*** Input Section Begins ***

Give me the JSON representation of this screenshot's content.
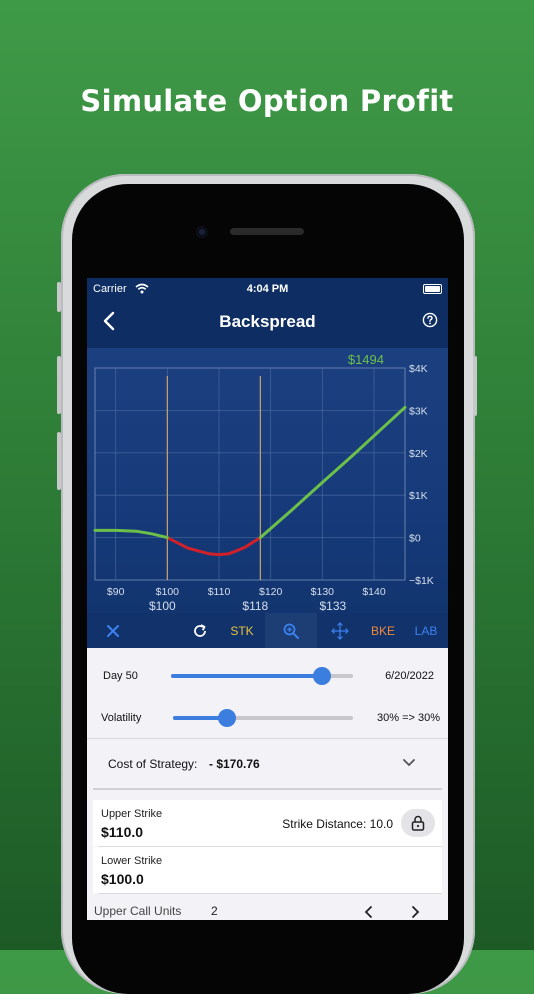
{
  "headline": "Simulate Option Profit",
  "status_bar": {
    "carrier": "Carrier",
    "time": "4:04 PM"
  },
  "nav": {
    "title": "Backspread"
  },
  "chart_data": {
    "type": "line",
    "title": "",
    "xlabel": "",
    "ylabel": "",
    "value_label": "$1494",
    "x_ticks": [
      "$90",
      "$100",
      "$110",
      "$120",
      "$130",
      "$140"
    ],
    "y_ticks": [
      "$4K",
      "$3K",
      "$2K",
      "$1K",
      "$0",
      "−$1K"
    ],
    "xlim": [
      86,
      146
    ],
    "ylim": [
      -1000,
      4000
    ],
    "strike_markers": [
      {
        "x": 100,
        "label": "$100"
      },
      {
        "x": 118,
        "label": "$118"
      },
      {
        "x": 133,
        "label": "$133"
      }
    ],
    "vertical_lines": [
      100,
      118
    ],
    "grid": true,
    "series": [
      {
        "segment": "loss",
        "color": "#d0202a",
        "x": [
          100,
          104,
          108,
          110,
          112,
          115,
          118
        ],
        "y": [
          0,
          -250,
          -380,
          -400,
          -380,
          -230,
          0
        ]
      },
      {
        "segment": "profit",
        "color": "#6cc04a",
        "x": [
          86,
          90,
          94,
          97,
          100
        ],
        "y": [
          170,
          170,
          150,
          90,
          0
        ]
      },
      {
        "segment": "profit",
        "color": "#6cc04a",
        "x": [
          118,
          124,
          130,
          136,
          140,
          146
        ],
        "y": [
          0,
          640,
          1300,
          1950,
          2400,
          3070
        ]
      }
    ]
  },
  "toolbar": {
    "stk_label": "STK",
    "bke_label": "BKE",
    "lab_label": "LAB",
    "colors": {
      "yellow": "#e8c33b",
      "orange": "#f08a3b",
      "blue": "#3b82f0"
    }
  },
  "day_slider": {
    "label": "Day 50",
    "date": "6/20/2022",
    "value_fraction": 0.83
  },
  "volatility_slider": {
    "label": "Volatility",
    "value_text": "30% => 30%",
    "value_fraction": 0.3
  },
  "cost": {
    "label": "Cost of Strategy:",
    "value": "- $170.76"
  },
  "upper_strike": {
    "label": "Upper Strike",
    "value": "$110.0",
    "distance_label": "Strike Distance: 10.0"
  },
  "lower_strike": {
    "label": "Lower Strike",
    "value": "$100.0"
  },
  "upper_call_units": {
    "label": "Upper Call Units",
    "value": "2"
  }
}
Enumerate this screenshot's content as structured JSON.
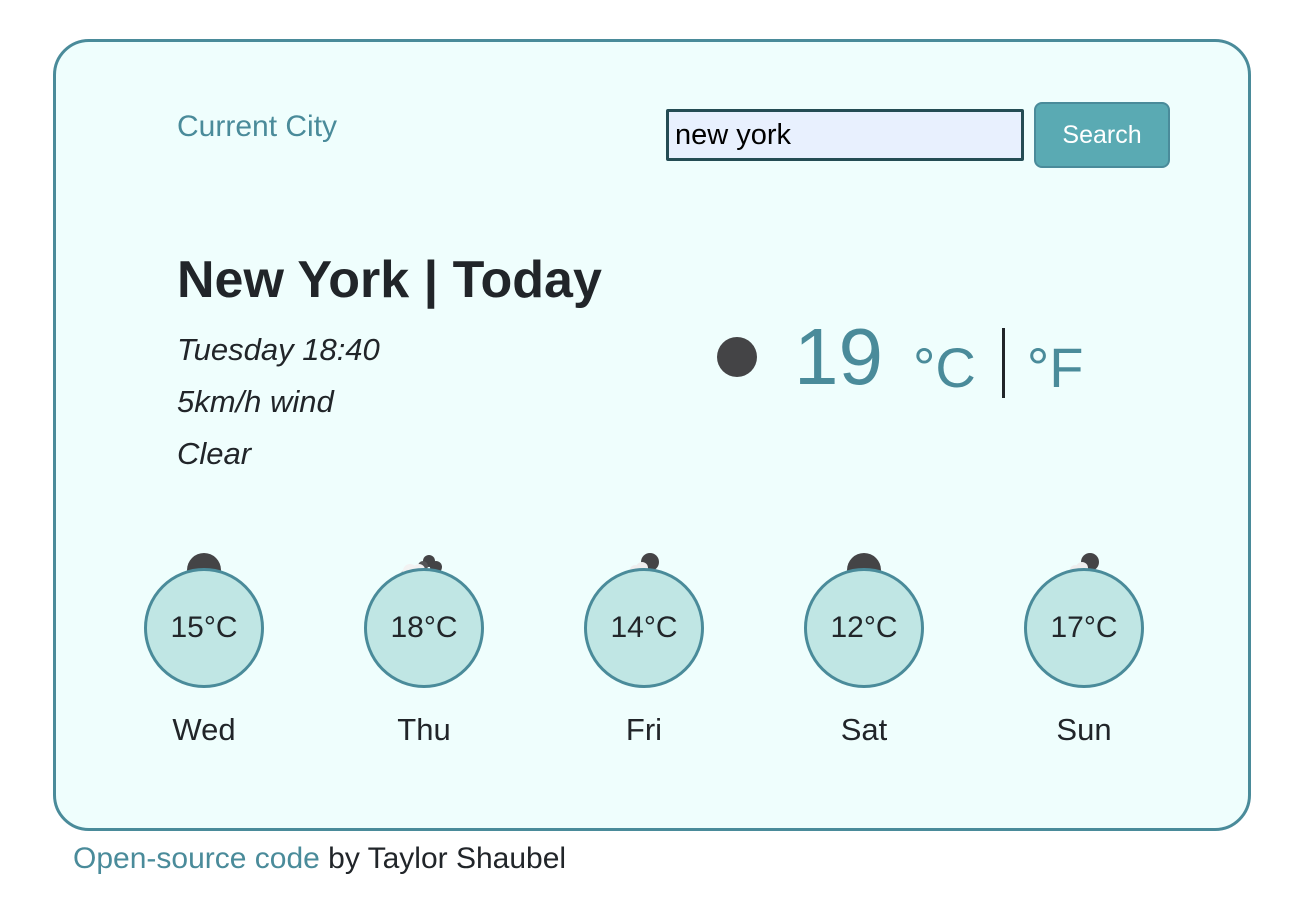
{
  "header": {
    "current_city_label": "Current City",
    "search": {
      "value": "new york",
      "placeholder": "",
      "button_label": "Search"
    }
  },
  "weather": {
    "heading": "New York | Today",
    "datetime": "Tuesday 18:40",
    "wind": "5km/h wind",
    "description": "Clear",
    "icon": "clear-night-icon",
    "temperature": "19",
    "unit_celsius": "°C",
    "unit_fahrenheit": "°F"
  },
  "forecast": [
    {
      "day": "Wed",
      "temp": "15°C",
      "icon": "clear-night-icon"
    },
    {
      "day": "Thu",
      "temp": "18°C",
      "icon": "cloudy-night-icon"
    },
    {
      "day": "Fri",
      "temp": "14°C",
      "icon": "rain-night-icon"
    },
    {
      "day": "Sat",
      "temp": "12°C",
      "icon": "clear-night-icon"
    },
    {
      "day": "Sun",
      "temp": "17°C",
      "icon": "rain-night-icon"
    }
  ],
  "footer": {
    "link_text": "Open-source code",
    "byline": " by Taylor Shaubel"
  },
  "colors": {
    "accent": "#4a8b9a",
    "card_background": "#effefd",
    "circle_fill": "#c0e6e4",
    "button": "#5aaab3"
  }
}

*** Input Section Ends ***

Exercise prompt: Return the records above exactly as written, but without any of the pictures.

Answer below:
Give me the JSON representation of this screenshot's content.
{
  "headline": "Simulate Option Profit",
  "status_bar": {
    "carrier": "Carrier",
    "time": "4:04 PM"
  },
  "nav": {
    "title": "Backspread"
  },
  "chart_data": {
    "type": "line",
    "title": "",
    "xlabel": "",
    "ylabel": "",
    "value_label": "$1494",
    "x_ticks": [
      "$90",
      "$100",
      "$110",
      "$120",
      "$130",
      "$140"
    ],
    "y_ticks": [
      "$4K",
      "$3K",
      "$2K",
      "$1K",
      "$0",
      "−$1K"
    ],
    "xlim": [
      86,
      146
    ],
    "ylim": [
      -1000,
      4000
    ],
    "strike_markers": [
      {
        "x": 100,
        "label": "$100"
      },
      {
        "x": 118,
        "label": "$118"
      },
      {
        "x": 133,
        "label": "$133"
      }
    ],
    "vertical_lines": [
      100,
      118
    ],
    "grid": true,
    "series": [
      {
        "segment": "loss",
        "color": "#d0202a",
        "x": [
          100,
          104,
          108,
          110,
          112,
          115,
          118
        ],
        "y": [
          0,
          -250,
          -380,
          -400,
          -380,
          -230,
          0
        ]
      },
      {
        "segment": "profit",
        "color": "#6cc04a",
        "x": [
          86,
          90,
          94,
          97,
          100
        ],
        "y": [
          170,
          170,
          150,
          90,
          0
        ]
      },
      {
        "segment": "profit",
        "color": "#6cc04a",
        "x": [
          118,
          124,
          130,
          136,
          140,
          146
        ],
        "y": [
          0,
          640,
          1300,
          1950,
          2400,
          3070
        ]
      }
    ]
  },
  "toolbar": {
    "stk_label": "STK",
    "bke_label": "BKE",
    "lab_label": "LAB",
    "colors": {
      "yellow": "#e8c33b",
      "orange": "#f08a3b",
      "blue": "#3b82f0"
    }
  },
  "day_slider": {
    "label": "Day 50",
    "date": "6/20/2022",
    "value_fraction": 0.83
  },
  "volatility_slider": {
    "label": "Volatility",
    "value_text": "30% => 30%",
    "value_fraction": 0.3
  },
  "cost": {
    "label": "Cost of Strategy:",
    "value": "- $170.76"
  },
  "upper_strike": {
    "label": "Upper Strike",
    "value": "$110.0",
    "distance_label": "Strike Distance: 10.0"
  },
  "lower_strike": {
    "label": "Lower Strike",
    "value": "$100.0"
  },
  "upper_call_units": {
    "label": "Upper Call Units",
    "value": "2"
  }
}
Enumerate this screenshot's content as structured JSON.
{
  "header": {
    "current_city_label": "Current City",
    "search": {
      "value": "new york",
      "placeholder": "",
      "button_label": "Search"
    }
  },
  "weather": {
    "heading": "New York | Today",
    "datetime": "Tuesday 18:40",
    "wind": "5km/h wind",
    "description": "Clear",
    "icon": "clear-night-icon",
    "temperature": "19",
    "unit_celsius": "°C",
    "unit_fahrenheit": "°F"
  },
  "forecast": [
    {
      "day": "Wed",
      "temp": "15°C",
      "icon": "clear-night-icon"
    },
    {
      "day": "Thu",
      "temp": "18°C",
      "icon": "cloudy-night-icon"
    },
    {
      "day": "Fri",
      "temp": "14°C",
      "icon": "rain-night-icon"
    },
    {
      "day": "Sat",
      "temp": "12°C",
      "icon": "clear-night-icon"
    },
    {
      "day": "Sun",
      "temp": "17°C",
      "icon": "rain-night-icon"
    }
  ],
  "footer": {
    "link_text": "Open-source code",
    "byline": " by Taylor Shaubel"
  },
  "colors": {
    "accent": "#4a8b9a",
    "card_background": "#effefd",
    "circle_fill": "#c0e6e4",
    "button": "#5aaab3"
  }
}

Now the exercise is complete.